ABOUT THE AUTHOR
More than ninety of Gregory Wolos’s short stories have been published in journals like Glimmer Train, Georgia Review, descant, Florida Review, The Pinch, Post Road, Baltimore Review, The Los Angeles Review, PANK, and Southern Humanities Review. He has authored three collections: Women of Consequence (Regal House Publishing, 2019); Dear Everyone (Duck Lake Books, 2020); The Thing About Men, (forthcoming 2021, Cervena Barva Press.) Visit www.gregorywolos.com for full lists of publications and awards.
ABOUT INSOMNIA 11

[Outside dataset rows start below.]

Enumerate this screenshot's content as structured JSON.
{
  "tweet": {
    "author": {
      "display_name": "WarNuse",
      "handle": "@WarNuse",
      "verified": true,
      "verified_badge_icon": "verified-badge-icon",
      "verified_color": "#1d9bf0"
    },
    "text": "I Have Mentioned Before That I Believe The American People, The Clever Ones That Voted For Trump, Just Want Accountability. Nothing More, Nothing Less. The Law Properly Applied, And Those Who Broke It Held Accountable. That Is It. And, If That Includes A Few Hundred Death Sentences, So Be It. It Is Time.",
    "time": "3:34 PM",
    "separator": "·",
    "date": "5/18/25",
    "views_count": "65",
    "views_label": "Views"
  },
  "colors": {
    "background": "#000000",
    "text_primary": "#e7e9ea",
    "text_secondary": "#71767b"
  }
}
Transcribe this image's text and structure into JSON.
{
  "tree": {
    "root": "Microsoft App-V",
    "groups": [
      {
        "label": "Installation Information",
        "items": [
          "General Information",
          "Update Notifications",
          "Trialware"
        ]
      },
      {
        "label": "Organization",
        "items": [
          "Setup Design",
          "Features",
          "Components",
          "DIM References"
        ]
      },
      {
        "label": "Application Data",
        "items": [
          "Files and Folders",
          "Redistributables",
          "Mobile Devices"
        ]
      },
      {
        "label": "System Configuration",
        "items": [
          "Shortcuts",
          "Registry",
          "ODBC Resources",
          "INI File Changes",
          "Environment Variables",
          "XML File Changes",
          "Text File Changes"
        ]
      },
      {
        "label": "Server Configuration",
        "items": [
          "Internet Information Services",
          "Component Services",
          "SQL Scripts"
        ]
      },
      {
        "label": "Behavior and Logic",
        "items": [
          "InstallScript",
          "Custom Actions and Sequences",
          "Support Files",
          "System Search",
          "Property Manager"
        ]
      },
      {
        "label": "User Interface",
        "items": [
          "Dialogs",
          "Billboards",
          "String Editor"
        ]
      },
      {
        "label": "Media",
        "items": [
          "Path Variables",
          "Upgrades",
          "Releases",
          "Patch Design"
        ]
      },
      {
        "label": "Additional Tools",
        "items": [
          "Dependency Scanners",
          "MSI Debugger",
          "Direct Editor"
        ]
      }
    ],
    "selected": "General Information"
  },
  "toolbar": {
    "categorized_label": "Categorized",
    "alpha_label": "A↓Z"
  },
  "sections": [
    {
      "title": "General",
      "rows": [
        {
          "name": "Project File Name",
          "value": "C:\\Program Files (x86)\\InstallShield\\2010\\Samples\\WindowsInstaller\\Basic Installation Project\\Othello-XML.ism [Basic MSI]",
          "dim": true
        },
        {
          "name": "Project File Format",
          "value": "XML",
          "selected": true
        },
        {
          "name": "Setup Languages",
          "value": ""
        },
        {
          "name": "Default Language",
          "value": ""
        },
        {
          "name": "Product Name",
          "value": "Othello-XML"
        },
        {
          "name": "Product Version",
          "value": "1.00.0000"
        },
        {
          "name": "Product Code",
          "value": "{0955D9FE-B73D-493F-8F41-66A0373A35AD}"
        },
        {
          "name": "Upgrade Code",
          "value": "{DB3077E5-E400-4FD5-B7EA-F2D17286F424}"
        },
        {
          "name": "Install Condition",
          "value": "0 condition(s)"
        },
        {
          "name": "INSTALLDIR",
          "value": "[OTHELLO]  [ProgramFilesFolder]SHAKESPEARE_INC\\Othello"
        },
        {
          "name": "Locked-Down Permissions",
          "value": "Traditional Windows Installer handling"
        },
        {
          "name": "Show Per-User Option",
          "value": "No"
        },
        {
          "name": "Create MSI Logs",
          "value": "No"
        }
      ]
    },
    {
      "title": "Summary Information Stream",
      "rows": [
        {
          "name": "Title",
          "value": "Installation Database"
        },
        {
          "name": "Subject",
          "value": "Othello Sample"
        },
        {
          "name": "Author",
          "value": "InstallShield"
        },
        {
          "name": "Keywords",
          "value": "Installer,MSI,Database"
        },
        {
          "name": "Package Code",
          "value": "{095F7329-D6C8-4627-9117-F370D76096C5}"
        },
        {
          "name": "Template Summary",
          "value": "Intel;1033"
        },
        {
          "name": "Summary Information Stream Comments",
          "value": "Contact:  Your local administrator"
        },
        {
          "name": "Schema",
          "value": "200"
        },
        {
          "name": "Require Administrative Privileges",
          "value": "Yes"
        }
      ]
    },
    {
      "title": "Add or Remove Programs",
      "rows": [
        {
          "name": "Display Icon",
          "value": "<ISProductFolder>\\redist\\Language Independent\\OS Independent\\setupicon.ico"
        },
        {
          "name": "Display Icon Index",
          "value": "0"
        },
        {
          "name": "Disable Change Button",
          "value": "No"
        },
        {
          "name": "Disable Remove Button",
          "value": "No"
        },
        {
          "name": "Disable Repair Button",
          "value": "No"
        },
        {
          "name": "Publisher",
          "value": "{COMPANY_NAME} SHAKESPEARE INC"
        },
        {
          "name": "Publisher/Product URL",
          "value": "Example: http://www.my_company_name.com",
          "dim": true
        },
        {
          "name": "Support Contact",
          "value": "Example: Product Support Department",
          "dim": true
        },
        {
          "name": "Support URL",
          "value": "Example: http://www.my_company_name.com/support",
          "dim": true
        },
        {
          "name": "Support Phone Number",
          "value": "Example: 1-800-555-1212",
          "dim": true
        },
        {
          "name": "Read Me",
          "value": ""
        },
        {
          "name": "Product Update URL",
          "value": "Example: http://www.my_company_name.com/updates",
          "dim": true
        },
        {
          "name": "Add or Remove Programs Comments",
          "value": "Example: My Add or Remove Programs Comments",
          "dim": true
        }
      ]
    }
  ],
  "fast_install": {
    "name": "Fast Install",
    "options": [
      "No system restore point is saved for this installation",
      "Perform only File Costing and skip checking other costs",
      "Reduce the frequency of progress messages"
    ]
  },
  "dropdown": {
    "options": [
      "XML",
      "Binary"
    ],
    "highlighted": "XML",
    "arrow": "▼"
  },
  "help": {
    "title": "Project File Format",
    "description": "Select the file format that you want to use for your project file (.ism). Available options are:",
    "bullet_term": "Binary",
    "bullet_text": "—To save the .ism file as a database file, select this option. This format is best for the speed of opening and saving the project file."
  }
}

Among the diverse array of subjects contributing to the sleeplessness of the characters in Michael C. Keith’s Insomnia 11 are post-death aging, ethnic cleansing, word aphasia, multi-limbed aliens, pleas from the grave, missing stone walls, extraterrestrial landing strips, high peak diving, vanished spouses, Serengeti ghosts, child abduction, suicidal monks, news bulletins, imagined illnesses, creeping senility, Steinbeck’s wraith, sedative holidays, wound sculpting, stupid AI machines, crude cultures, hillbilly haikus, evil caffeine, cabbage theory, Elvis versus the Colonel, blackface hijinks, burning artists, warehoused elders, geomagnetic sub-storms, off-shelf shopping, children in drop zones, and NRA membership. In Dark Night of the Soul, St. John of the Cross writes of spiritual crisis and the joy of being guided by God as he leaves the mortal world . . . enough to keep anyone awake. Keith likewise writes of crisis as well as joy but from a decidedly secular perspective. Fortunately, both works possess an equal amount of light to offset their often-oppressive renderings of the human condition. And then, of course, there’s the matter of the number 11 in the title. Keith’s talent for quirky and compelling observation is renowned and wholly original, and it is that which sets him apart from other practitioners of the epigrammatic story genre.
ABOUT THE AUTHOR
Michael C. Keith is the author/coauthor of 30 noted book volumes and dozens of articles on the subject of radio and broadcast studies. In addition to his non-fiction titles, Keith has published two dozen creative works, including an acclaimed memoir: The Next Better Place––a young adult novel: Life is Falling Sideways––and several short story collections: among them Slow Transit, Perspective Drifts Like a Log on a River, Let Us Now Speak of Extinction,andStories in the Key of Me. His fiction has been nominated for numerous awards, among them the Pen/O.Henry Award, the Pushcart Prize, the National Indie Excellence Award, and the International Book Award. He is professor emeritus at Boston College. www.michaelckeith.com